“The myriad of security challenges we are facing now in the North West, North Central and other parts of the country, I want to believe, and rightly so, is the fallout of the just concluded general elections,” Mr Buratai said. “There are several political interests, politicians in particular not happy with their defeat and therefore, trying to take revenge, sponsoring some these criminal activities.”
The claim was the most confrontational since the narrative began on May 4, but its pointedness was soon surpassed by Mr Mohammed.
Addressing a press briefing shortly after the Federal Executive Council meeting on Wednesday afternoon, the information minister said Mr Abubakar and the PDP were exhibiting “desperate tactics” to “sabotage the Buhari administration.”
Mr Mohammed said Mr Abubakar and his party have, “through their public utterances and their poorly-thought-out press releases,” attempted to make Nigeria ungovernable.
“Unless they quickly retrace their steps, they may, sooner than later, overreach themselves,” he said.
Also on Wednesday, the police issued a statement, alleging attempts by some activists to sabotage oil installations and worsen the country’s economic crisis. Although the statement was less specific and confrontational compared to others, it was widely deemed a part of the larger government narrative against the opposition.
Polity heat-up or political hot air?
Both the police and the Defence Headquarters did not return requests for comments about the rhetoric Thursday evening.
The ongoing scare of a purported attempt to overthrow the government is not the first under the current government. Exactly two years ago, Mr Buratai raised a similar alarm about a purported hobnobbing between military officers and some politicians.
The army chief said at the time that some politicians had approached officers with an agenda that included overthrowing the government because Mr Buhari was away in London on a prolonged medical vacation.

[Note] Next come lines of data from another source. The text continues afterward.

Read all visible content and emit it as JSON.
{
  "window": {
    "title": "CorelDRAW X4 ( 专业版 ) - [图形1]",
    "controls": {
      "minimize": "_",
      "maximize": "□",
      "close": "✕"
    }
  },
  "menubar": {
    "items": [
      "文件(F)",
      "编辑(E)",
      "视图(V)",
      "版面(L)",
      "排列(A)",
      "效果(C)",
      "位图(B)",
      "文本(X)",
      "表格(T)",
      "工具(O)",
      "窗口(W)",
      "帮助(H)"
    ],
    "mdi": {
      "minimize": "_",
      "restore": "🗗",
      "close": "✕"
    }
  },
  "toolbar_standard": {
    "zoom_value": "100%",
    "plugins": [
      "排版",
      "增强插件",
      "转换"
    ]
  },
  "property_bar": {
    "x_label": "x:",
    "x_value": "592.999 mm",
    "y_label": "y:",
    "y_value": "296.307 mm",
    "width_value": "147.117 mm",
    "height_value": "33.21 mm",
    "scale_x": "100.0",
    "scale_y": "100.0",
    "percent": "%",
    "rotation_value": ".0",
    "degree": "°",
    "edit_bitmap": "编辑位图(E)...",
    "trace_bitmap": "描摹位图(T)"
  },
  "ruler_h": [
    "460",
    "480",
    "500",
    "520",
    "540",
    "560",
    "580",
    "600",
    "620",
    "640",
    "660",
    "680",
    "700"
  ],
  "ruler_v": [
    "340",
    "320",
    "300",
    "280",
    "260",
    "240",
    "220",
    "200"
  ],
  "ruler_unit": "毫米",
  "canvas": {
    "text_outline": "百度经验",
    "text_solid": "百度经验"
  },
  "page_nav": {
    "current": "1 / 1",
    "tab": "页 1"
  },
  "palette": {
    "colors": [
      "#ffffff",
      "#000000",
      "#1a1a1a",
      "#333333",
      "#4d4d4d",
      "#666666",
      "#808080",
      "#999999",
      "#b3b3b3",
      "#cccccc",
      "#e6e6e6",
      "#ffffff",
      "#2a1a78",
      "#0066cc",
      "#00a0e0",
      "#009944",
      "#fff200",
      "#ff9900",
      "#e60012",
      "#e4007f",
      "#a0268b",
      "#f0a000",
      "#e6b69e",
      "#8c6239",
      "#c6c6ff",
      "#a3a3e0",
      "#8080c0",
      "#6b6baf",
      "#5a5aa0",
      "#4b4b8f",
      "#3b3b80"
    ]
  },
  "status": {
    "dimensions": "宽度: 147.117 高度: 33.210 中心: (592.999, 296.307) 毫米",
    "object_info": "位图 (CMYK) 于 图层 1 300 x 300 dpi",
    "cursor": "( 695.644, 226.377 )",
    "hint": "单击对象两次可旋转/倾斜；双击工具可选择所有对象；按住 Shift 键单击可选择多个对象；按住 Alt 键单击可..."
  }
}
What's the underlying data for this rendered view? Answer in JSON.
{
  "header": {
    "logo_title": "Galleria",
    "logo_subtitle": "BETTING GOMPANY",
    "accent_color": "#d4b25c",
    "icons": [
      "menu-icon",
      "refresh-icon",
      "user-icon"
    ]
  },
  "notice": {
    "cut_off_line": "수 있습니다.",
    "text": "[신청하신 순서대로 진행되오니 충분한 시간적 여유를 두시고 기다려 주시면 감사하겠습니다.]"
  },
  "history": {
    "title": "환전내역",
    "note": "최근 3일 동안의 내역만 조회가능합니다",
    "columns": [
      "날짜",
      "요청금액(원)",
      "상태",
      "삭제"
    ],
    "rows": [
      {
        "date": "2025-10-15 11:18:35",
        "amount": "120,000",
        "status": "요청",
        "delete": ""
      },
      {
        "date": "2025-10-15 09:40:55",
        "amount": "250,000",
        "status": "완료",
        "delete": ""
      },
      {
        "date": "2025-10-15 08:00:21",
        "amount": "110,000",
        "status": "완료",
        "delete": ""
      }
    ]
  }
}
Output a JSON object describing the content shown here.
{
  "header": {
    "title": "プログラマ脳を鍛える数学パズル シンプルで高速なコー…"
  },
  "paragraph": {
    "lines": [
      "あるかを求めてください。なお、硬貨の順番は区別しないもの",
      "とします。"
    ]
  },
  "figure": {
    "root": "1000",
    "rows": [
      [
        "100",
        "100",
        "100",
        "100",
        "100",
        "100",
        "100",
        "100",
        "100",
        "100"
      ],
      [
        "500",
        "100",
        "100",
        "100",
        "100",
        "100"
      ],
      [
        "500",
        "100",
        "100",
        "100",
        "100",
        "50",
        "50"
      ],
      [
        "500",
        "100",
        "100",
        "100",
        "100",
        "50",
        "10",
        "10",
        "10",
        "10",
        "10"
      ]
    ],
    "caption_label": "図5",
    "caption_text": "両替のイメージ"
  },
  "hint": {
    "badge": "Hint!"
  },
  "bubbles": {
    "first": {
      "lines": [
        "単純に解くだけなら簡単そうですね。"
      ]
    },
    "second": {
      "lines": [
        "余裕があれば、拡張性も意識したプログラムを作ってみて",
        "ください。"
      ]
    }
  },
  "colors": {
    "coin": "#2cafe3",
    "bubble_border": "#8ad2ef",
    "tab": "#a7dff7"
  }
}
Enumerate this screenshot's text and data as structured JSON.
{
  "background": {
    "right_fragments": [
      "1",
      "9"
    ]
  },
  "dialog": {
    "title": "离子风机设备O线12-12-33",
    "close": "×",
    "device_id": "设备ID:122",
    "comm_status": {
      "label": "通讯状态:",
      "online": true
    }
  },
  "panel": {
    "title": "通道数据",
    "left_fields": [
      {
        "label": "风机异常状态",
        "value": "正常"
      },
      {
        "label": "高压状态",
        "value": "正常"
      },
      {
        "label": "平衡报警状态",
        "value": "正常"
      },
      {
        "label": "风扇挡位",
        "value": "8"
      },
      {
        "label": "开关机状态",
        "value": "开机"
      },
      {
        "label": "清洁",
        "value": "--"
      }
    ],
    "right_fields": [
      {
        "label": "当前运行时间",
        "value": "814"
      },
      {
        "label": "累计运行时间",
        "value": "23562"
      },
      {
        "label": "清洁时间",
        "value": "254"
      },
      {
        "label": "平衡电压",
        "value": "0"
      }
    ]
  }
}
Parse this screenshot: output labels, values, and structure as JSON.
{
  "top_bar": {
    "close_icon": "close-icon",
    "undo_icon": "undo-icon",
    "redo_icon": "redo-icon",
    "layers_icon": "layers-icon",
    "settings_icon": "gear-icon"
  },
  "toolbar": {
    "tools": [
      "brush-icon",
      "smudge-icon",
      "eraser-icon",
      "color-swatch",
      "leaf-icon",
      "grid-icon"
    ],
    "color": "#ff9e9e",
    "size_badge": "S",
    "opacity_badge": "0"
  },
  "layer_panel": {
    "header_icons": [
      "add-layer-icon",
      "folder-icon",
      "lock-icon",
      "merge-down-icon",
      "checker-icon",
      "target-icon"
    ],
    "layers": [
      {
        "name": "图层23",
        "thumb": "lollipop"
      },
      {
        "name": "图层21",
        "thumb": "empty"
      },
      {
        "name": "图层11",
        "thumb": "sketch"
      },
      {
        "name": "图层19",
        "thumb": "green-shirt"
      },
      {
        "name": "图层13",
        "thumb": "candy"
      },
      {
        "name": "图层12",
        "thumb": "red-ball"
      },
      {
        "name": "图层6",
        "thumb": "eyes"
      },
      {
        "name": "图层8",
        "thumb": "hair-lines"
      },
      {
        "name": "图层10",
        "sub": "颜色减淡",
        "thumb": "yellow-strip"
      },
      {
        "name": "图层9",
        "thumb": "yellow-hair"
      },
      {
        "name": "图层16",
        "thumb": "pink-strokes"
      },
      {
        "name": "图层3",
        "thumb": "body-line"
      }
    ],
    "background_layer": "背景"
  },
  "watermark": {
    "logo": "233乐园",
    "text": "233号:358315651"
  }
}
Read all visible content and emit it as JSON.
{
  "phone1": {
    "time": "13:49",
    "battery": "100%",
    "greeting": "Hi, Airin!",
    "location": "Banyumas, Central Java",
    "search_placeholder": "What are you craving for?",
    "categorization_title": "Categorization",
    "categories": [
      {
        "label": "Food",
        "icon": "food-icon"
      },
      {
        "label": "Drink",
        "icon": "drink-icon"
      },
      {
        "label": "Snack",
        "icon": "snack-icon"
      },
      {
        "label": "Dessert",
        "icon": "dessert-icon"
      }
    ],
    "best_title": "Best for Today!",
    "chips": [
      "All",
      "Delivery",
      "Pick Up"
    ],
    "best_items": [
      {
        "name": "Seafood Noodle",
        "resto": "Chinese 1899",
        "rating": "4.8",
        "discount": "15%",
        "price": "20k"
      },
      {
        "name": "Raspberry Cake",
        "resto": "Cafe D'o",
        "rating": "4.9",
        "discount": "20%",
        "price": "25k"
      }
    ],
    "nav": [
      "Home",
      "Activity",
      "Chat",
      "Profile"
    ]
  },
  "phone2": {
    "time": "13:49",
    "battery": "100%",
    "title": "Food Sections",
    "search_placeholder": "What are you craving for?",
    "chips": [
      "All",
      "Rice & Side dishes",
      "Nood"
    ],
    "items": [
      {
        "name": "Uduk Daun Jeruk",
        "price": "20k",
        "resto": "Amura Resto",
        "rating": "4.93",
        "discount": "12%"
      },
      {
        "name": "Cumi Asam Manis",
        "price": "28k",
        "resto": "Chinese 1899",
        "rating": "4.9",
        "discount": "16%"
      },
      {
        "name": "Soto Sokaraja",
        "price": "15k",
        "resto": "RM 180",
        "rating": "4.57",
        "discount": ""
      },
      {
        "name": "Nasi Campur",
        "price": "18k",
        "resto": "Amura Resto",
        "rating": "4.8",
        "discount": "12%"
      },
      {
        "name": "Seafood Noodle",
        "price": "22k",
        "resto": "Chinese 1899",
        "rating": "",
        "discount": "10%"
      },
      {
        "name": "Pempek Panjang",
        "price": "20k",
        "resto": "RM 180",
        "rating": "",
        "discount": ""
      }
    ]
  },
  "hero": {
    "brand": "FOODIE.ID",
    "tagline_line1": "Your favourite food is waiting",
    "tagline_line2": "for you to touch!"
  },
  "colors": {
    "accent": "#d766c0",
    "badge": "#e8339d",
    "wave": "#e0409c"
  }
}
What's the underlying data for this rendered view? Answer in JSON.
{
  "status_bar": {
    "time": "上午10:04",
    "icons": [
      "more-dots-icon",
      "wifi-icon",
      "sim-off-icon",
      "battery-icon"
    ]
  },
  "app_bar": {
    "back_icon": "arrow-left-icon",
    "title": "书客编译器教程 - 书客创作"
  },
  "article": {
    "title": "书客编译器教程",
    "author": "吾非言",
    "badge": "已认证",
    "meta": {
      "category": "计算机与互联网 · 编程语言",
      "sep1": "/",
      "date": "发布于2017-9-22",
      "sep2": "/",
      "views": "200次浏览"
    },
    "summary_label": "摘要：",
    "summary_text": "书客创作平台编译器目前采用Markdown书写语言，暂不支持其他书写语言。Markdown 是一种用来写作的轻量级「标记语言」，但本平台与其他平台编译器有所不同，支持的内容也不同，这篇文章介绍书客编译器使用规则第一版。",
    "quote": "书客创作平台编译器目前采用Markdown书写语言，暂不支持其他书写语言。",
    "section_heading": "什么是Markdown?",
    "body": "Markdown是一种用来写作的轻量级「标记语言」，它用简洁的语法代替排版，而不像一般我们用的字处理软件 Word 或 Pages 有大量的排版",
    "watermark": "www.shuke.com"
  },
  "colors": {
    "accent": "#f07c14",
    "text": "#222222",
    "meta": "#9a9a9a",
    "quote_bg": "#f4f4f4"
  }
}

Mr Buratai also met with Vice President Yemi Osinbajo, who was acting as president, over the alleged plot.